A4 Plant functional trait diversity, biotic interactions and ecosystem processes in nutrient- versus water-limited tropical mountain forests. [funded by DFG]
PI(s) for this project:
Prof. Dr. Thomas Hickler
In line with the objectives of the first phase of the RESPECT project, we have implemented plant trait variability in the dynamic regional to global vegetation model LPJ-GUESS (Lund-Potsdam-Jena General Ecosystem Simulator, www.nateko.lu.se/lpj-guess) to represent the high biodiversity in the mountains of southern Ecuador. The new model (LPJ-GUESS-NTD, Nutrient-Trait-Dynamics) woody individual has now an unique set of plant traits, and competition between individuals for resources (light, water, nitrogen [N] and phosphorous [P]) as well as their adaptation to abiotic factors (mainly temperature) and disturbances determines which individuals (and their respective traits) become dominant. The values of Specific Leaf Area (SLA) and Wood Specific Gravity (WSG) of woody plant individuals are randomized at establishment and other traits are derived by implementing measured relationships to these traits. Since individuals are limited by nutrient availability, and the nutrient cycle is represented by the model´s soil organic matter module, we were able to demonstrate by deactivating plant nutrient limitation and trait variation that nutrients are by far the main abiotic drivers of trait community assembly in the elevation gradient.

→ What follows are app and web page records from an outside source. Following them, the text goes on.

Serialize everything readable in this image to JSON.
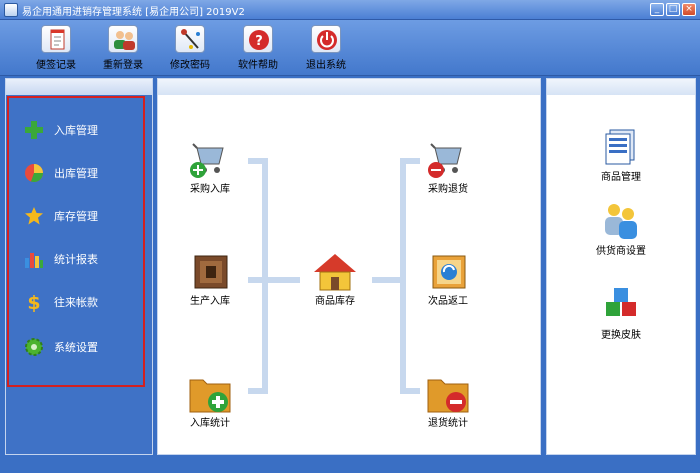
{
  "window": {
    "title": "易企用通用进销存管理系统 [易企用公司] 2019V2",
    "min": "_",
    "max": "□",
    "close": "×"
  },
  "toolbar": [
    {
      "label": "便签记录",
      "icon": "notepad-icon"
    },
    {
      "label": "重新登录",
      "icon": "users-icon"
    },
    {
      "label": "修改密码",
      "icon": "key-icon"
    },
    {
      "label": "软件帮助",
      "icon": "help-icon"
    },
    {
      "label": "退出系统",
      "icon": "power-icon"
    }
  ],
  "sidebar": [
    {
      "label": "入库管理",
      "icon": "green-plus-icon"
    },
    {
      "label": "出库管理",
      "icon": "pie-chart-icon"
    },
    {
      "label": "库存管理",
      "icon": "star-icon"
    },
    {
      "label": "统计报表",
      "icon": "bar-chart-icon"
    },
    {
      "label": "往来帐款",
      "icon": "dollar-icon"
    },
    {
      "label": "系统设置",
      "icon": "gear-icon"
    }
  ],
  "flow": {
    "left": [
      {
        "label": "采购入库",
        "icon": "cart-plus-icon"
      },
      {
        "label": "生产入库",
        "icon": "box-icon"
      },
      {
        "label": "入库统计",
        "icon": "folder-plus-icon"
      }
    ],
    "center": {
      "label": "商品库存",
      "icon": "house-icon"
    },
    "right": [
      {
        "label": "采购退货",
        "icon": "cart-minus-icon"
      },
      {
        "label": "次品返工",
        "icon": "rework-icon"
      },
      {
        "label": "退货统计",
        "icon": "folder-minus-icon"
      }
    ]
  },
  "rightpanel": [
    {
      "label": "商品管理",
      "icon": "documents-icon"
    },
    {
      "label": "供货商设置",
      "icon": "supplier-icon"
    },
    {
      "label": "更换皮肤",
      "icon": "cubes-icon"
    }
  ],
  "colors": {
    "accent": "#3a6fc4",
    "highlight": "#d42020"
  }
}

While the disproportionate role of nutrient limitation is true for shaping the biodiversity of the tropical mountain forests of South Ecuador, this may not be case for other environments. In order to allow our model to produce realistic patterns of trait distributions along wider regional areas, we aim in the second phase of RESPECT to improve LPJ-GUESS-NTD to account better for water limitations, with the support of the data and expertise of the other subprojects. For this second phase, we hypothesize that differences in water availability and the length of the dry season are the main driver of the community trait composition and ecosystem functioning at our dry forest study sites, in sharp contrast to the nutrient-driven dynamics at the mountain rain forest. In addition we aim to explore further the impacts of plant herbivory and seed dispersal to ecosystem processes using the data collected from the first project phase.